§ What to do:
In full and without alteration, print the records below, minus any images.

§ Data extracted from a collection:
· · ·
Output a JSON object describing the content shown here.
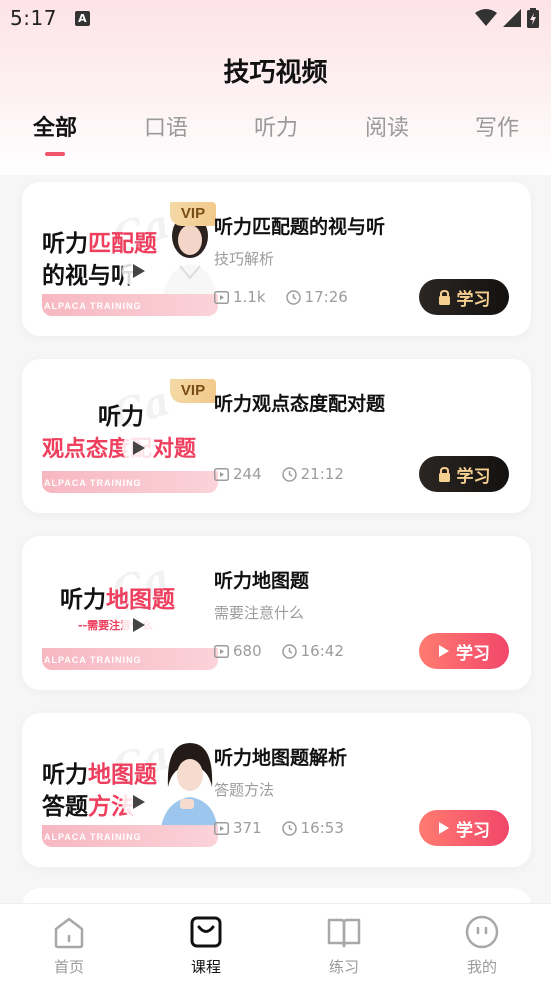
{
  "status_bar": {
    "time": "5:17",
    "notification_icon": "a-box-icon",
    "icons": [
      "wifi-icon",
      "signal-icon",
      "battery-charging-icon"
    ]
  },
  "page": {
    "title": "技巧视频"
  },
  "tabs": [
    {
      "label": "全部",
      "active": true
    },
    {
      "label": "口语",
      "active": false
    },
    {
      "label": "听力",
      "active": false
    },
    {
      "label": "阅读",
      "active": false
    },
    {
      "label": "写作",
      "active": false
    }
  ],
  "colors": {
    "accent": "#f0566b",
    "vip_gold": "#f2c98c",
    "locked_button": "#1c1a18",
    "study_button": "#f2466a"
  },
  "thumb_brand": "ALPACA TRAINING",
  "videos": [
    {
      "title": "听力匹配题的视与听",
      "subtitle": "技巧解析",
      "views": "1.1k",
      "duration": "17:26",
      "vip": true,
      "vip_label": "VIP",
      "button_label": "学习",
      "locked": true,
      "thumb_line1_black": "听力",
      "thumb_line1_pink": "匹配题",
      "thumb_line2": "的视与听",
      "thumb_sub": ""
    },
    {
      "title": "听力观点态度配对题",
      "subtitle": "",
      "views": "244",
      "duration": "21:12",
      "vip": true,
      "vip_label": "VIP",
      "button_label": "学习",
      "locked": true,
      "thumb_line1_black": "听力",
      "thumb_line1_pink": "",
      "thumb_line2": "观点态度配对题",
      "thumb_sub": ""
    },
    {
      "title": "听力地图题",
      "subtitle": "需要注意什么",
      "views": "680",
      "duration": "16:42",
      "vip": false,
      "vip_label": "",
      "button_label": "学习",
      "locked": false,
      "thumb_line1_black": "听力",
      "thumb_line1_pink": "地图题",
      "thumb_line2": "",
      "thumb_sub": "--需要注意什么"
    },
    {
      "title": "听力地图题解析",
      "subtitle": "答题方法",
      "views": "371",
      "duration": "16:53",
      "vip": false,
      "vip_label": "",
      "button_label": "学习",
      "locked": false,
      "thumb_line1_black": "听力",
      "thumb_line1_pink": "地图题",
      "thumb_line2_black": "答题",
      "thumb_line2_pink": "方法",
      "thumb_sub": ""
    }
  ],
  "bottom_nav": [
    {
      "label": "首页",
      "icon": "home-icon",
      "active": false
    },
    {
      "label": "课程",
      "icon": "course-bag-icon",
      "active": true
    },
    {
      "label": "练习",
      "icon": "book-icon",
      "active": false
    },
    {
      "label": "我的",
      "icon": "profile-face-icon",
      "active": false
    }
  ]
}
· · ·
§ Response box:
Output a JSON object describing the content shown here.
{
  "status_bar": {
    "time": "5:17",
    "notification_icon": "a-box-icon",
    "icons": [
      "wifi-icon",
      "signal-icon",
      "battery-charging-icon"
    ]
  },
  "page": {
    "title": "技巧视频"
  },
  "tabs": [
    {
      "label": "全部",
      "active": true
    },
    {
      "label": "口语",
      "active": false
    },
    {
      "label": "听力",
      "active": false
    },
    {
      "label": "阅读",
      "active": false
    },
    {
      "label": "写作",
      "active": false
    }
  ],
  "colors": {
    "accent": "#f0566b",
    "vip_gold": "#f2c98c",
    "locked_button": "#1c1a18",
    "study_button": "#f2466a"
  },
  "thumb_brand": "ALPACA TRAINING",
  "videos": [
    {
      "title": "听力匹配题的视与听",
      "subtitle": "技巧解析",
      "views": "1.1k",
      "duration": "17:26",
      "vip": true,
      "vip_label": "VIP",
      "button_label": "学习",
      "locked": true,
      "thumb_line1_black": "听力",
      "thumb_line1_pink": "匹配题",
      "thumb_line2": "的视与听",
      "thumb_sub": ""
    },
    {
      "title": "听力观点态度配对题",
      "subtitle": "",
      "views": "244",
      "duration": "21:12",
      "vip": true,
      "vip_label": "VIP",
      "button_label": "学习",
      "locked": true,
      "thumb_line1_black": "听力",
      "thumb_line1_pink": "",
      "thumb_line2": "观点态度配对题",
      "thumb_sub": ""
    },
    {
      "title": "听力地图题",
      "subtitle": "需要注意什么",
      "views": "680",
      "duration": "16:42",
      "vip": false,
      "vip_label": "",
      "button_label": "学习",
      "locked": false,
      "thumb_line1_black": "听力",
      "thumb_line1_pink": "地图题",
      "thumb_line2": "",
      "thumb_sub": "--需要注意什么"
    },
    {
      "title": "听力地图题解析",
      "subtitle": "答题方法",
      "views": "371",
      "duration": "16:53",
      "vip": false,
      "vip_label": "",
      "button_label": "学习",
      "locked": false,
      "thumb_line1_black": "听力",
      "thumb_line1_pink": "地图题",
      "thumb_line2_black": "答题",
      "thumb_line2_pink": "方法",
      "thumb_sub": ""
    }
  ],
  "bottom_nav": [
    {
      "label": "首页",
      "icon": "home-icon",
      "active": false
    },
    {
      "label": "课程",
      "icon": "course-bag-icon",
      "active": true
    },
    {
      "label": "练习",
      "icon": "book-icon",
      "active": false
    },
    {
      "label": "我的",
      "icon": "profile-face-icon",
      "active": false
    }
  ]
}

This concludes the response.